> Supplied records:
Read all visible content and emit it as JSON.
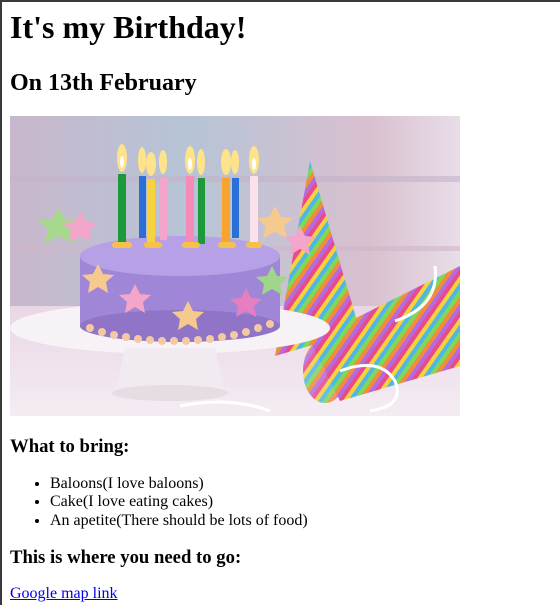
{
  "page": {
    "title": "It's my Birthday!",
    "subtitle": "On 13th February",
    "bring_heading": "What to bring:",
    "bring_items": [
      "Baloons(I love baloons)",
      "Cake(I love eating cakes)",
      "An apetite(There should be lots of food)"
    ],
    "location_heading": "This is where you need to go:",
    "map_link": "Google map link"
  },
  "colors": {
    "link": "#0000ee",
    "cake_purple": "#9f86d6",
    "plate_white": "#f6f2f5"
  }
}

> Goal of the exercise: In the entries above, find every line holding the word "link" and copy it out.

> Response area:
    "map_link": "Google map link"
    "link": "#0000ee",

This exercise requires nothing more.